HAVANA TIMES – I bring bad news: the international community, supposedly capable of reacting to crises and threats, does not exist. What does exist are the governments of each country and some supranational organizations such as the United Nations (and its dependencies), the Organization of American States, the European Union, the Red Cross and others that would make this a long list.
The complaints of the population surface in social networks which strongly question the presence of Cuban health personnel in other countries, the shortage of the most basic medicines, the delay in knowing the result of a PCR test, the shortages of food and cleaning products, the terrible conditions in the places of internment, the arbitrariness of the police. Sometimes protests take to the streets.
When calls are heard for that international community to put into practice an intervention, a ’corridor’, a humanitarian “I don’t know what” to address the multifaceted crisis being suffered in Cuba, it is worth remembering that this would be the institutions that have the resources and the authority to make them available to those in need and have rules for doing so.

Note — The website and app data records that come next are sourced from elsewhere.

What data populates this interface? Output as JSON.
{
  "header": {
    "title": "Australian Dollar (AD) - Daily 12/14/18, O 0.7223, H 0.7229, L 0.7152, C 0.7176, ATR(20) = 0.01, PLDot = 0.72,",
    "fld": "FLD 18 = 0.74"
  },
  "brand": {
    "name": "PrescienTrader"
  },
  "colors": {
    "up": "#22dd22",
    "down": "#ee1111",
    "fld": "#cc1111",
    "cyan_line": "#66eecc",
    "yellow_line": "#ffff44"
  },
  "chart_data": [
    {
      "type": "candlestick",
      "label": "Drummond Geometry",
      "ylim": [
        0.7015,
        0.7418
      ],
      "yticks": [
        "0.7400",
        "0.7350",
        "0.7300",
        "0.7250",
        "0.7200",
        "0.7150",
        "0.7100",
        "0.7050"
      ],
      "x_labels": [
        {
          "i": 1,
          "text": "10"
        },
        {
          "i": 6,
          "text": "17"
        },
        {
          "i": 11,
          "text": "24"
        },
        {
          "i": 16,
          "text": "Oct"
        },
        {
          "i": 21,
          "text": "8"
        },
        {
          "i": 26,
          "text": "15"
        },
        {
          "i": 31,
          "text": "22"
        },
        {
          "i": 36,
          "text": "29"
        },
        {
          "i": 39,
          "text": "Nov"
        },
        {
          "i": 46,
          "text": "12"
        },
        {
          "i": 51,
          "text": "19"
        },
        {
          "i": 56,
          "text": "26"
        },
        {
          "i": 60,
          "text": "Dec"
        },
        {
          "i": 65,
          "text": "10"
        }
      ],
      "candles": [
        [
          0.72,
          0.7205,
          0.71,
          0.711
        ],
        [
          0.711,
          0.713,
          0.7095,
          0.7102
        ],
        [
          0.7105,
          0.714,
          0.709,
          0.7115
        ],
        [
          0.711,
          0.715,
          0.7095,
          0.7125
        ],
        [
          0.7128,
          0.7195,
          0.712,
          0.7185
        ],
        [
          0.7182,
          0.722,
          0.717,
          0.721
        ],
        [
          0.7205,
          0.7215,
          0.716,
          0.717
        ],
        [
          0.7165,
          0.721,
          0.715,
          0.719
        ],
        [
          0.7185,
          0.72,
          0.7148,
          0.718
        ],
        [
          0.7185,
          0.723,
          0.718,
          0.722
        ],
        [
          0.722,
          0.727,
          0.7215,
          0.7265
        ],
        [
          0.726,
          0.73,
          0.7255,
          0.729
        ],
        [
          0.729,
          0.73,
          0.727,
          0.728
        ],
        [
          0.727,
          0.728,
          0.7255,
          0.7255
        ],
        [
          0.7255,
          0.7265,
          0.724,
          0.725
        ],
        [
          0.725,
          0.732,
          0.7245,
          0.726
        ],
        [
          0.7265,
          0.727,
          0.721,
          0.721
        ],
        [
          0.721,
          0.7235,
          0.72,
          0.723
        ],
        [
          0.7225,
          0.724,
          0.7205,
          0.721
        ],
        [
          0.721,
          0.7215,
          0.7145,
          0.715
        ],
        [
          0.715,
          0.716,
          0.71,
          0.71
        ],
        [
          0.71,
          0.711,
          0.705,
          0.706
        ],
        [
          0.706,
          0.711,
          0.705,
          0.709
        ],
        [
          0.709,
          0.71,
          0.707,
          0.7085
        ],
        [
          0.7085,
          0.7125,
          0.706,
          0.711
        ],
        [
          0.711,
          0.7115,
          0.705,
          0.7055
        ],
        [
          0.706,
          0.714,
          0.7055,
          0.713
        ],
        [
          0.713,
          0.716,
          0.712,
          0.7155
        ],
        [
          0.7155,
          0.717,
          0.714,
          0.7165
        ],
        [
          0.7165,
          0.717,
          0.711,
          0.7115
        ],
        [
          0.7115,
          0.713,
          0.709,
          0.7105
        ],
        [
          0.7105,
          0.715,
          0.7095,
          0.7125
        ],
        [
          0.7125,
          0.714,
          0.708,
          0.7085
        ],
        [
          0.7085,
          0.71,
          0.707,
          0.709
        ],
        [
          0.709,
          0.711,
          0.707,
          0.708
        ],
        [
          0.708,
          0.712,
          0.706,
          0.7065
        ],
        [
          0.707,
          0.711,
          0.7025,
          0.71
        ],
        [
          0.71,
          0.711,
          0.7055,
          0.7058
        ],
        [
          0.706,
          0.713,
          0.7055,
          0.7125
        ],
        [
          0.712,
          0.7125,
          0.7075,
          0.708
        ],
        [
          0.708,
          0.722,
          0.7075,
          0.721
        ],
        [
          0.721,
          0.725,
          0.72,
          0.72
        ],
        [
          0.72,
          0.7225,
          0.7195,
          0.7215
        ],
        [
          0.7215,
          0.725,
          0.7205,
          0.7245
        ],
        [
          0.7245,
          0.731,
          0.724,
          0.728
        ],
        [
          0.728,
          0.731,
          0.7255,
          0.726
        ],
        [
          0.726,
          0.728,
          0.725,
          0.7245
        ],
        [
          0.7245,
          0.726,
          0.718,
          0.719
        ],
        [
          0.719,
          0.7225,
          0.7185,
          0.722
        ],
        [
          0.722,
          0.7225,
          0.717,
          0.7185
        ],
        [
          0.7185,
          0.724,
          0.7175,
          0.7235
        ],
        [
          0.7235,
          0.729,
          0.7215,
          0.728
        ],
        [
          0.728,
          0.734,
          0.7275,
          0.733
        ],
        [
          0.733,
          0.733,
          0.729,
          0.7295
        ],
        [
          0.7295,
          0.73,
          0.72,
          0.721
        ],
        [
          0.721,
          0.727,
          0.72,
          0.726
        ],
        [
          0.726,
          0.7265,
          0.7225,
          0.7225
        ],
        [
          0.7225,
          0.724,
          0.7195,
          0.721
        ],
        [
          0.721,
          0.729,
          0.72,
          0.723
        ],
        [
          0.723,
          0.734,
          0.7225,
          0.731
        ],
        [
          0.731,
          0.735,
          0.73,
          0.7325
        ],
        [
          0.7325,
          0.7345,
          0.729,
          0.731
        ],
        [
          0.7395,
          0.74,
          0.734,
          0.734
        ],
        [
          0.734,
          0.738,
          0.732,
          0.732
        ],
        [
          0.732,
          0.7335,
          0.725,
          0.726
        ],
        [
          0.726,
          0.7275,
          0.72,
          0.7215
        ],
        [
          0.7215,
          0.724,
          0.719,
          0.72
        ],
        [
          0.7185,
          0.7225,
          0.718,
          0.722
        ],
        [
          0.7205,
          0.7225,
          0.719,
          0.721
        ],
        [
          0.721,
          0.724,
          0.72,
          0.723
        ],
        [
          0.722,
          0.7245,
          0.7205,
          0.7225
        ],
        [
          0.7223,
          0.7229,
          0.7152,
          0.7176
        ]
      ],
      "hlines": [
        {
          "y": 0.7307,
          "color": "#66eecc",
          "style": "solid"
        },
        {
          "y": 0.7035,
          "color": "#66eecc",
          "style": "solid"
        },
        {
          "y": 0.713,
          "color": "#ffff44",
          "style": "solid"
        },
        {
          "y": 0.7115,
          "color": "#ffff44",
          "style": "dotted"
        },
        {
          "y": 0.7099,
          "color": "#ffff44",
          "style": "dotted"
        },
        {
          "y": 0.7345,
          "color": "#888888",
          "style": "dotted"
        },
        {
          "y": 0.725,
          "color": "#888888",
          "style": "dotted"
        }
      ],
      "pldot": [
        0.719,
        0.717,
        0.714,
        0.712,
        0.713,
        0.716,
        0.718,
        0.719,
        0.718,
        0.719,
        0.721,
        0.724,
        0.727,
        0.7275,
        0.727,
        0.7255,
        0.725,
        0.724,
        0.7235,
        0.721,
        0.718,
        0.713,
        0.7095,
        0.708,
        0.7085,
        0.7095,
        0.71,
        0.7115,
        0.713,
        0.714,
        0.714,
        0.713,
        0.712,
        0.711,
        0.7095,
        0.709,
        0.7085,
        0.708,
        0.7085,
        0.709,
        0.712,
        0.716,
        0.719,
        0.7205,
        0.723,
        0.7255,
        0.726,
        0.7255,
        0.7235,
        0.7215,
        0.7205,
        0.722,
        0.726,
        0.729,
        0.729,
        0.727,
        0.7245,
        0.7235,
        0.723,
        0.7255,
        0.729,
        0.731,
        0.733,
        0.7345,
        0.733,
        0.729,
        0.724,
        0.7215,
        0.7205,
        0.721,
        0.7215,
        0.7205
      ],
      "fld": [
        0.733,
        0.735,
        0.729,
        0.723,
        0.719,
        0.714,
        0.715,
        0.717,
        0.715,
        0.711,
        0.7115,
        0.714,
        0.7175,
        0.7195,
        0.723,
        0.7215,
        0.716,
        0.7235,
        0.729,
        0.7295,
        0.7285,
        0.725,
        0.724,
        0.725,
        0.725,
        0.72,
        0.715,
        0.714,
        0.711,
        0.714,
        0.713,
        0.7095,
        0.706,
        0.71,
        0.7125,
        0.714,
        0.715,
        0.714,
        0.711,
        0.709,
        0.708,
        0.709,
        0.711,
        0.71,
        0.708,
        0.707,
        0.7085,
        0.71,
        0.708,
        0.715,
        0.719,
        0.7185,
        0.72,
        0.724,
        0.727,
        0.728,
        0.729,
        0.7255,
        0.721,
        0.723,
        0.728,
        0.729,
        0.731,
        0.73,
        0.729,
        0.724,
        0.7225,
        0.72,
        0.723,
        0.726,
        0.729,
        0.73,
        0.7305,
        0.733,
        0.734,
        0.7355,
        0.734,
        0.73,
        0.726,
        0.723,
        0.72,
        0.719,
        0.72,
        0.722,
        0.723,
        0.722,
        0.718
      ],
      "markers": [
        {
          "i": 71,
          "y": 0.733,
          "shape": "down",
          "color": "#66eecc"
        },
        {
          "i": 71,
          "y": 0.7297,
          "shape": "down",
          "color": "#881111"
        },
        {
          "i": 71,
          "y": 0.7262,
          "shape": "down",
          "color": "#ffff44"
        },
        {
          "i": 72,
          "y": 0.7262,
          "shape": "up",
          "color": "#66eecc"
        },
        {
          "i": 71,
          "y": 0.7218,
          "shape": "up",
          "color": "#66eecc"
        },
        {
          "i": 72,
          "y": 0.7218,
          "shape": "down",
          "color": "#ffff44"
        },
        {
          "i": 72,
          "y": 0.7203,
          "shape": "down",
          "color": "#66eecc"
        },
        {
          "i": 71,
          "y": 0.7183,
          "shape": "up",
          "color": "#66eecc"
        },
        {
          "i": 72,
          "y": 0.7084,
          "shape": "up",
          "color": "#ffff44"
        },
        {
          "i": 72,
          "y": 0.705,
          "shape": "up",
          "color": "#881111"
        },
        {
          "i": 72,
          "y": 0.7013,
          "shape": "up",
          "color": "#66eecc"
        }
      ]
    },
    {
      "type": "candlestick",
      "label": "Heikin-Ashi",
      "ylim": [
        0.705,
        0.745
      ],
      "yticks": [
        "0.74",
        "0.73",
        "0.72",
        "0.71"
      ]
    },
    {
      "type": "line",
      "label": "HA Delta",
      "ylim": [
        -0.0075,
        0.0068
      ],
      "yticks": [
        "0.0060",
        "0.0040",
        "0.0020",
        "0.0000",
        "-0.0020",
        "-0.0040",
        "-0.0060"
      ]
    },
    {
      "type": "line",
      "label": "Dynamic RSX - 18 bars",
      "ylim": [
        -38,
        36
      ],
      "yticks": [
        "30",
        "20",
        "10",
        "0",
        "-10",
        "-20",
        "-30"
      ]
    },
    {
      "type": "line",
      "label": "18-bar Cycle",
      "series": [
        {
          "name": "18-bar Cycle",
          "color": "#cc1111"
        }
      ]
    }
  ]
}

Among these rules (some written, others obvious) the most notorious are that the request comes from a legally recognized government or that in a given territory the degree of ungovernability is such that it prevents the protection of human beings. There are painful examples of places where such help never showed up or arrived too late (for example Rwanda and the dismembered Yugoslavia).
If something is not questioned, it is that the people who occupy government positions in Cuba have control over one hundred percent of the territory and its inhabitants. As long as that condition is maintained, any participation of governments or supranational entities will be conditioned (in order not to violate international law) on the fact that those in command in the country formally request the humanitarian assistance, after an official declaration of a state of emergency.

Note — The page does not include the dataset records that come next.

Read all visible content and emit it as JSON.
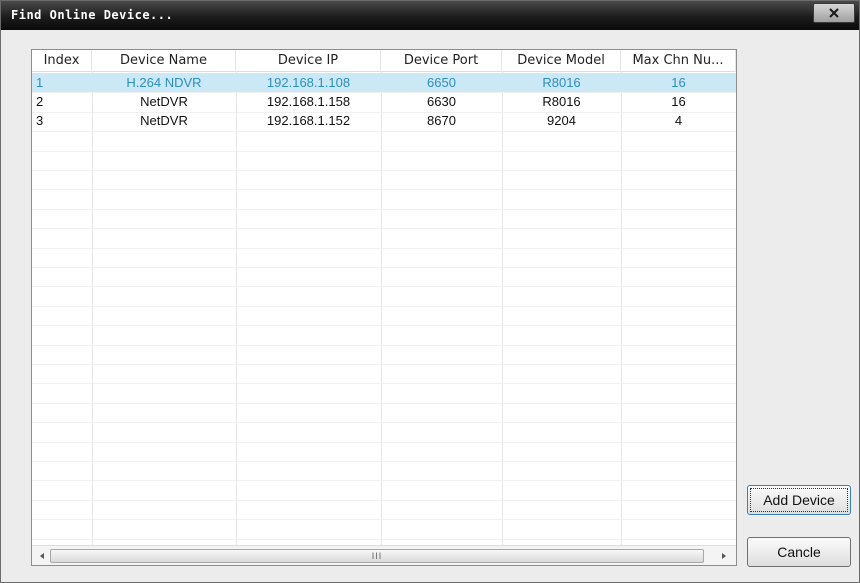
{
  "window": {
    "title": "Find Online Device...",
    "close_glyph": "x"
  },
  "table": {
    "columns": [
      "Index",
      "Device Name",
      "Device IP",
      "Device Port",
      "Device Model",
      "Max Chn Nu..."
    ],
    "rows": [
      {
        "index": "1",
        "name": "H.264 NDVR",
        "ip": "192.168.1.108",
        "port": "6650",
        "model": "R8016",
        "max_chn": "16",
        "selected": true
      },
      {
        "index": "2",
        "name": "NetDVR",
        "ip": "192.168.1.158",
        "port": "6630",
        "model": "R8016",
        "max_chn": "16",
        "selected": false
      },
      {
        "index": "3",
        "name": "NetDVR",
        "ip": "192.168.1.152",
        "port": "8670",
        "model": "9204",
        "max_chn": "4",
        "selected": false
      }
    ]
  },
  "buttons": {
    "add_device": "Add Device",
    "cancel": "Cancle"
  },
  "scrollbar": {
    "grip": "III"
  },
  "colors": {
    "selection_bg": "#cbe8f6",
    "selection_text": "#2b8fc2",
    "titlebar": "#1c1c1c"
  }
}
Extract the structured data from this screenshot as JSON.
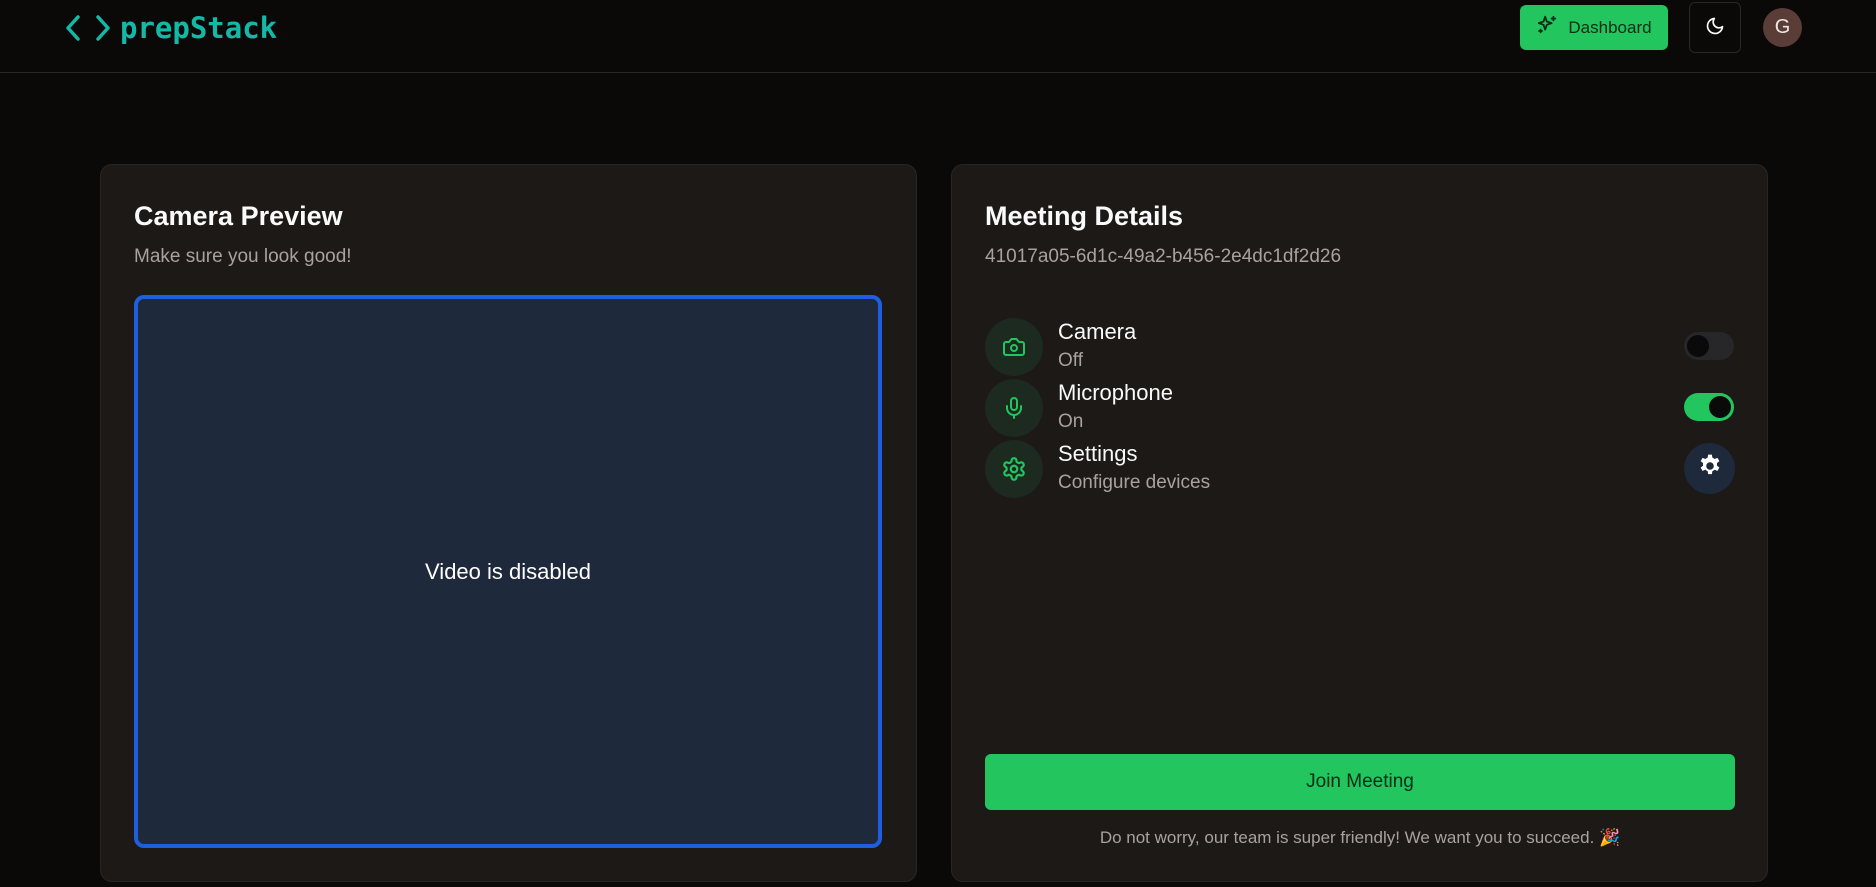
{
  "header": {
    "logo_text": "prepStack",
    "dashboard_label": "Dashboard",
    "avatar_initial": "G"
  },
  "camera_preview": {
    "title": "Camera Preview",
    "subtitle": "Make sure you look good!",
    "video_status": "Video is disabled"
  },
  "meeting_details": {
    "title": "Meeting Details",
    "meeting_id": "41017a05-6d1c-49a2-b456-2e4dc1df2d26",
    "camera": {
      "label": "Camera",
      "status": "Off",
      "enabled": false
    },
    "microphone": {
      "label": "Microphone",
      "status": "On",
      "enabled": true
    },
    "settings": {
      "label": "Settings",
      "status": "Configure devices"
    },
    "join_label": "Join Meeting",
    "footnote": "Do not worry, our team is super friendly! We want you to succeed. 🎉"
  },
  "colors": {
    "accent": "#22c55e",
    "logo": "#14b8a6",
    "video_border": "#1d5fe0",
    "card_bg": "#1c1917",
    "page_bg": "#0a0908"
  },
  "icons": {
    "logo": "code-brackets-icon",
    "dashboard": "sparkles-icon",
    "theme": "moon-icon",
    "camera": "camera-icon",
    "microphone": "mic-icon",
    "settings": "settings-icon",
    "settings_button": "gear-icon"
  }
}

The recent directive increasing the number of quarantine days for Cuban citizens traveling to the island to 14, and reducing their luggage to a single suitcase, illustrates the little sympathy that the bosses have for people’s individual initiatives to help their loved ones.
It may seem to them that allowing a free flow from that direction would create undesirable social differences. The morbidity and mortality caused by the pandemic must also pass through egalitarianism.
In countries considered normal there is a network of civil society where churches, fraternal or labor organizations have sufficient legal standing to, in parallel with their governments, mobilize solidarity. In this archipelago, customs authorities in air terminals and ports have instructions to block these initiatives if they are not “properly channeled” to official entities.
That leaves three paths: Pressure the Government to make the proper humanitarian decisions by declaring a state of emergency and formally requesting aid; to overthrow the government; or to believe in miracles.